Below are the records; count the lines that include the string "국고채권" and give only that number.
★ ★ ★ ★ ★
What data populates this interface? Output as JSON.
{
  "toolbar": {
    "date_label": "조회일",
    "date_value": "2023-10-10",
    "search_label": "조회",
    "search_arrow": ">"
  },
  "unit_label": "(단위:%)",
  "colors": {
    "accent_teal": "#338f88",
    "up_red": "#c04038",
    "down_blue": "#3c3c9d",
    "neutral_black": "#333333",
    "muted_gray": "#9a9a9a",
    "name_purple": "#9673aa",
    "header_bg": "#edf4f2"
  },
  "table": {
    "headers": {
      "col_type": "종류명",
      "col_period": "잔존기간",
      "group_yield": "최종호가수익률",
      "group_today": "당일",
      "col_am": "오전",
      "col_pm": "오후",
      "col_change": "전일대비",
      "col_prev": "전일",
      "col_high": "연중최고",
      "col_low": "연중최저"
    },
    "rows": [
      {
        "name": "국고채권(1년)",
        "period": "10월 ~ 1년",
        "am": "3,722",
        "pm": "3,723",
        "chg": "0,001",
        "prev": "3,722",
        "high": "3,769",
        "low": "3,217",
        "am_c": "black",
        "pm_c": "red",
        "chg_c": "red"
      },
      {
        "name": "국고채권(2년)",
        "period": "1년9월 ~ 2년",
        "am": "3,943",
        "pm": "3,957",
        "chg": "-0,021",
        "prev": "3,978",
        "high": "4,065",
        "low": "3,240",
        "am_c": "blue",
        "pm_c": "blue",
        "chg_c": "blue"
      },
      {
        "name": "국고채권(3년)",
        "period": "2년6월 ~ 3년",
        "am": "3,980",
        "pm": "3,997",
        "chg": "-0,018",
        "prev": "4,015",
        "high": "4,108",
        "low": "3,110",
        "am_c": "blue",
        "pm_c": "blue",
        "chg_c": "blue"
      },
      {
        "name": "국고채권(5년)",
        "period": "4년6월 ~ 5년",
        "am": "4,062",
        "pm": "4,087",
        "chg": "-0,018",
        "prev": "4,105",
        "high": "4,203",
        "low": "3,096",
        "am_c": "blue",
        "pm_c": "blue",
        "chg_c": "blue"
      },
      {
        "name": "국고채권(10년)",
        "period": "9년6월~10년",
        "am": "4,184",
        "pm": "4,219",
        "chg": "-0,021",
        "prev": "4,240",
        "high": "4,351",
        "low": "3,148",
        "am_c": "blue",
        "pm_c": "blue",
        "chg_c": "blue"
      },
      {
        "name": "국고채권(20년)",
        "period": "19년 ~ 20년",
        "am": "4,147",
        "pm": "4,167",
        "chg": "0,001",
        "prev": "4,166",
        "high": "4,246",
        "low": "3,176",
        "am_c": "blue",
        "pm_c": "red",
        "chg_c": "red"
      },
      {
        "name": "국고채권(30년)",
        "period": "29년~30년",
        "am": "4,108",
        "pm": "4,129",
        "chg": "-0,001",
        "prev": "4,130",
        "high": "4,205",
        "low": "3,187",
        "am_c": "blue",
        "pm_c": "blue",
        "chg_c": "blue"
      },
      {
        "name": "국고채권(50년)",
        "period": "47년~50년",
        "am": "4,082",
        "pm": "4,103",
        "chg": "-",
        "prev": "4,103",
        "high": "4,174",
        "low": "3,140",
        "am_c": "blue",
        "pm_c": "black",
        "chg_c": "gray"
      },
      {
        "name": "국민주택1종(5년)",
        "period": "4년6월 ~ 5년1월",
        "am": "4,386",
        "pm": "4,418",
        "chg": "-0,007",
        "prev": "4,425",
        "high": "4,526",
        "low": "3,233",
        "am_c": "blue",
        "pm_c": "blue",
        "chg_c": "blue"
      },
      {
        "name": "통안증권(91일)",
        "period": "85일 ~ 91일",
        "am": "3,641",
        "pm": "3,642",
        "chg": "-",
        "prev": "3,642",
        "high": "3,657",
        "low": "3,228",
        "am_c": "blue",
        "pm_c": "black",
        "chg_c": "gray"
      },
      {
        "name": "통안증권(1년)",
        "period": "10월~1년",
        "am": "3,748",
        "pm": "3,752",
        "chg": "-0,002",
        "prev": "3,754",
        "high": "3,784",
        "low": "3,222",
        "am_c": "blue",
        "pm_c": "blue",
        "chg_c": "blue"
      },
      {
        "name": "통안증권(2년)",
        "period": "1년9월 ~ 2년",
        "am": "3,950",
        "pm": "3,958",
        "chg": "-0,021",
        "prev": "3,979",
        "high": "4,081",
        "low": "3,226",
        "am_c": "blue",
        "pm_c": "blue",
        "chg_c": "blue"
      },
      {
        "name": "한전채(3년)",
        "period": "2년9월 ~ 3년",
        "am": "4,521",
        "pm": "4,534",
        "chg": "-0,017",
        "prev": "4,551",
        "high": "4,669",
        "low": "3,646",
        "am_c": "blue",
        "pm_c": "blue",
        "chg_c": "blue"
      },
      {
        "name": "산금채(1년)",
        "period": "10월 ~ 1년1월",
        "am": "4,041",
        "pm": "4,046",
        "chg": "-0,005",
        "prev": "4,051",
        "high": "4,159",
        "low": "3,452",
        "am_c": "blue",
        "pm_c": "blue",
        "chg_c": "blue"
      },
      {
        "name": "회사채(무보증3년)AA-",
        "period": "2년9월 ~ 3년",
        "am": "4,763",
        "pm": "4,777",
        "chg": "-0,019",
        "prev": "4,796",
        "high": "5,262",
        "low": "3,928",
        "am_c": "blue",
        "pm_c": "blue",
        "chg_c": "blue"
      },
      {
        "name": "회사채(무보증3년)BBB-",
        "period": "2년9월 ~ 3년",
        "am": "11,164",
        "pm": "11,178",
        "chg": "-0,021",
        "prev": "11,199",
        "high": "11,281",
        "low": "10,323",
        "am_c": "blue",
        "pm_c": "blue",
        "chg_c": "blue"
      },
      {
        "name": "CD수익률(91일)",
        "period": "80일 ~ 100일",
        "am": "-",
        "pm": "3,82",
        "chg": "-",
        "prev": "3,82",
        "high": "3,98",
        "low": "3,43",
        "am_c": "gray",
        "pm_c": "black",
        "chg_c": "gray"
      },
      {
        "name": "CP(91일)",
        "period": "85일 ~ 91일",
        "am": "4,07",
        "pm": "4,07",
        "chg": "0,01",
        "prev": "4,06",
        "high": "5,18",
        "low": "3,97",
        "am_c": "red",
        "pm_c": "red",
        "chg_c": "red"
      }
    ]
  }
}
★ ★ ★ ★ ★
● **Output below**:
8